This lack of network connectivity is detrimental to the health of Native American communities, who rely on the internet for online commerce, improving education, and tribal communications.
Networking researchers have been aware of the problem for years. Zegura and Belding have been working with collaborators on creating stronger networks for tribal lands since 2016 when NSF awarded $700,000 for a project called TribalNet that included Penn State, Georgia Tech, and UCSB. That project supported connectivity on Southern Californian tribal lands by expanding unused television broadcasting frequencies.
Creating a network
With the new NSF funding, the team will work to expand network access for Native American communities in Northern New Mexico. While the prior research focused on supporting downloadable content with underused networks, the new initiative emphasizes a network that can support new content creation and interaction where one doesn’t already exist.
The group is using LoRa to help create this network. Its long transmission range makes it low cost enough to cover an entire area, even if that area has no pre-existing network. Devices can start as low as $15 and need very little maintenance, making them ideal for low-income areas.
Yet the way the researchers are using LoRa is also novel. Traditionally networks operate with two planes over the same network infrastructure: the data plane and control plane. The data plane carries user traffic and is what enables information to be downloaded. The control plane carries signal traffic and routing information for networks. The researchers will be decoupling the two planes and using LoRa for control traffic to optimize use of traditional networks.
Working with a community
One of the other goals of the project is to ensure the community gets value from the work.
“There’s a long history of researchers doing research in communities but not leaving behind anything of long-lasting value,” Zegura said.
However, this project will be building networks on-site and offering technical training short courses for community members. They are also partnering with three area native-serving nonprofits that promote digital literacy.
“Native American lands are one of the last frontiers for connectivity, though it does seem like there are some interesting technologies that should help,” Zegura said. “This research is about using creativity and on-the-ground networks to figure out how to make a technological advance into a real-world advance.”
Contrary to reports, @OpenAI probably isn’t building humanity-threatening #AI@GeorgiaTech professor @mark_riedl gives a good overview of the problem and expert context. https://t.co/GnM3VvsiBe pic.twitter.com/9v9nF1Wszm— Georgia Tech Computing (@gtcomputing) November 29, 2023
A wrongful arrest. A “racist robot.” A call for new laws.— Georgia Tech Computing (@gtcomputing) November 10, 2023

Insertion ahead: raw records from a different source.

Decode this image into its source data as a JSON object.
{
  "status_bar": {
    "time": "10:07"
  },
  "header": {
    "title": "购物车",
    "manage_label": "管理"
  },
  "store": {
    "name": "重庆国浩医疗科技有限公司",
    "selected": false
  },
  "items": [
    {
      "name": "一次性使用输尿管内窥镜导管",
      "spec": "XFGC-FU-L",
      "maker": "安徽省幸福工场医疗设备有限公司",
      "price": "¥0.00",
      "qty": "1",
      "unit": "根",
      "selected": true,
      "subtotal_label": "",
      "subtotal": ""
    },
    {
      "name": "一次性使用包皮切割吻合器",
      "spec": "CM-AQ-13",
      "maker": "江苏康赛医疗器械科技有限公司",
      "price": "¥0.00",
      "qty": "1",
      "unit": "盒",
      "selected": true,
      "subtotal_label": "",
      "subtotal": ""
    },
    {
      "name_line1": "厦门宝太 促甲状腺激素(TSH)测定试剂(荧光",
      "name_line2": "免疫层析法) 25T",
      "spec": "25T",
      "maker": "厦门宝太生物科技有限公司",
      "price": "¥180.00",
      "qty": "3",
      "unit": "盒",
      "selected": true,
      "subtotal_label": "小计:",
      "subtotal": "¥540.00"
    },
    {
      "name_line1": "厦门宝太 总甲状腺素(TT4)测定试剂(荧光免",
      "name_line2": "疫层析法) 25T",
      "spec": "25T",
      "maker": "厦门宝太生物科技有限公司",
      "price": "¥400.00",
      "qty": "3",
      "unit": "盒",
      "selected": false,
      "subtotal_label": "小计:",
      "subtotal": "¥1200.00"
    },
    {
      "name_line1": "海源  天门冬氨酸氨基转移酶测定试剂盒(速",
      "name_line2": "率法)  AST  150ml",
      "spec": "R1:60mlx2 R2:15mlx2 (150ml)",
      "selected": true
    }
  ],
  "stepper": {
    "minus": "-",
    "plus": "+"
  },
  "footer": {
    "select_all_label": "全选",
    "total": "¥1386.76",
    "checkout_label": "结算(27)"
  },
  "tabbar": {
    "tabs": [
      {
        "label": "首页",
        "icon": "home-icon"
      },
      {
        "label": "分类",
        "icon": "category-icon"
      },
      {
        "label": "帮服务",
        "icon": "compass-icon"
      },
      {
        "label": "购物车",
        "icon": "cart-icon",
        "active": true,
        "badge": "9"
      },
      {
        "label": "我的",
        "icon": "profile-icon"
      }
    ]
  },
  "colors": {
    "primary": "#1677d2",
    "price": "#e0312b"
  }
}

A @GeorgiaTech experiment trained a robot to seemingly act out racist behavior, to prove bias can exist in #AI. @MatthewGombolay opens up his lab to show where research can help address tough social issues. https://t.co/21F7IV0vbH pic.twitter.com/P3GD29lth1